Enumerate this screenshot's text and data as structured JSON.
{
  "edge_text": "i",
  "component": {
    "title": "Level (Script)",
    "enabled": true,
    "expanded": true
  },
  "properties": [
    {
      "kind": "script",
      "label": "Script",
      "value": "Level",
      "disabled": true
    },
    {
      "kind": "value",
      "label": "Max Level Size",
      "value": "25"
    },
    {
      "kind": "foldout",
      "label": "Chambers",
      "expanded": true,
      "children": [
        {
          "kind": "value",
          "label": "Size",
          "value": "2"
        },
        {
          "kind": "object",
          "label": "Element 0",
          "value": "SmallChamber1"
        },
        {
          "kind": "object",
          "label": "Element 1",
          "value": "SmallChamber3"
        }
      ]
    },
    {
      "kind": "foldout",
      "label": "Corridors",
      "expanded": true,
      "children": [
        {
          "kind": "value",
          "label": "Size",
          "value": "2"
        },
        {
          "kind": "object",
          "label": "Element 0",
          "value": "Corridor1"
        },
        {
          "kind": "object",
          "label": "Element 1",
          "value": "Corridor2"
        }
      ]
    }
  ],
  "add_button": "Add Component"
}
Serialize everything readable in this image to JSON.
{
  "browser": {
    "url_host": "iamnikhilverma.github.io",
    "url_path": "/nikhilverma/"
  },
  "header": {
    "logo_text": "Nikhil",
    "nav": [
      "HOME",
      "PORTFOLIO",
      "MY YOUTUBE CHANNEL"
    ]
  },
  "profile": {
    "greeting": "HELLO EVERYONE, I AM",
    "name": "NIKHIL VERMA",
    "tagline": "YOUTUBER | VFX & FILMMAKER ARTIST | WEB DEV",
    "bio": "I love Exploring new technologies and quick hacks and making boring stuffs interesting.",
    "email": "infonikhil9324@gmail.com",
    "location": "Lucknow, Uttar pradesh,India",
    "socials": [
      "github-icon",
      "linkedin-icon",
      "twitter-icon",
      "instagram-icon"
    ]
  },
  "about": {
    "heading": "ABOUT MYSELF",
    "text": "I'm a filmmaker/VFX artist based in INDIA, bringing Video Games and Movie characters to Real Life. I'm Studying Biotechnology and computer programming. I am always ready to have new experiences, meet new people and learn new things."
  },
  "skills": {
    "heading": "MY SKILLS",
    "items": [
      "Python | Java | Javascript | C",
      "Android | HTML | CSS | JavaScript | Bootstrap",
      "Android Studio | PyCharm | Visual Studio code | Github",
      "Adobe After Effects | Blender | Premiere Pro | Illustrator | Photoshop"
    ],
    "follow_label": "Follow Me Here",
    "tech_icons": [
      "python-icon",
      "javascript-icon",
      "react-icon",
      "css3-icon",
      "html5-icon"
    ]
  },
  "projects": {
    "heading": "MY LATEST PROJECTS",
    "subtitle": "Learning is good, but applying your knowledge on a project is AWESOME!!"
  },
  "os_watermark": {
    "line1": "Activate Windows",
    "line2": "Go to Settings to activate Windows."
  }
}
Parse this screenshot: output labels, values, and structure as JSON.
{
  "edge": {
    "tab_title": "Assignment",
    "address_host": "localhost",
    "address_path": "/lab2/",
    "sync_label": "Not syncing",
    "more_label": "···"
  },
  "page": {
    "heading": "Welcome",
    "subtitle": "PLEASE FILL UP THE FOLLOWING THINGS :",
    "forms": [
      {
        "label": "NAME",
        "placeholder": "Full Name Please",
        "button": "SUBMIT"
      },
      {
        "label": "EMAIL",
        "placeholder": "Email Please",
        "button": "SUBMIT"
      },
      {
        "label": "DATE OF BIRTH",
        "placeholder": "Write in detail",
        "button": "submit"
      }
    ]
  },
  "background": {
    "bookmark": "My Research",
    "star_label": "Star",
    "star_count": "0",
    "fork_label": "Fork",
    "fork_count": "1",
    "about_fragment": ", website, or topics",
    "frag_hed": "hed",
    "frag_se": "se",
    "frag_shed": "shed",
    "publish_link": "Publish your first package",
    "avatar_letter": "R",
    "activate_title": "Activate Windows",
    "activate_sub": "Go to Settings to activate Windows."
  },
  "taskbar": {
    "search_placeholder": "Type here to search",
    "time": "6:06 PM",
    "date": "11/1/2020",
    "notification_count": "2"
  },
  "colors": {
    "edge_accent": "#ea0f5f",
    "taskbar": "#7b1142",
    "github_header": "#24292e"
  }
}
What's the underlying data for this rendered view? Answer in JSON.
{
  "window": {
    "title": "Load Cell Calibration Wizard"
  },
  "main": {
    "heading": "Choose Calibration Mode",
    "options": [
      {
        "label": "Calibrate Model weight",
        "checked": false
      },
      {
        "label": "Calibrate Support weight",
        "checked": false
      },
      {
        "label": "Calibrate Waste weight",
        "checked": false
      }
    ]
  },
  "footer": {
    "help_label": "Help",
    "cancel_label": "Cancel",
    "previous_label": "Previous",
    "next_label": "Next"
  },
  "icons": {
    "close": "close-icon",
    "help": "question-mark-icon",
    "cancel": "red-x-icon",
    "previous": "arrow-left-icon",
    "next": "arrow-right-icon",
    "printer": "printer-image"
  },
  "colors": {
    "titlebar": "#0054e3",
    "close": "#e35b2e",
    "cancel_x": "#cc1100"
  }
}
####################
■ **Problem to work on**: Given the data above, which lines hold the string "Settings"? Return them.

■ **Solution to this exercise**:
    "line2": "Go to Settings to activate Windows."
    "activate_sub": "Go to Settings to activate Windows."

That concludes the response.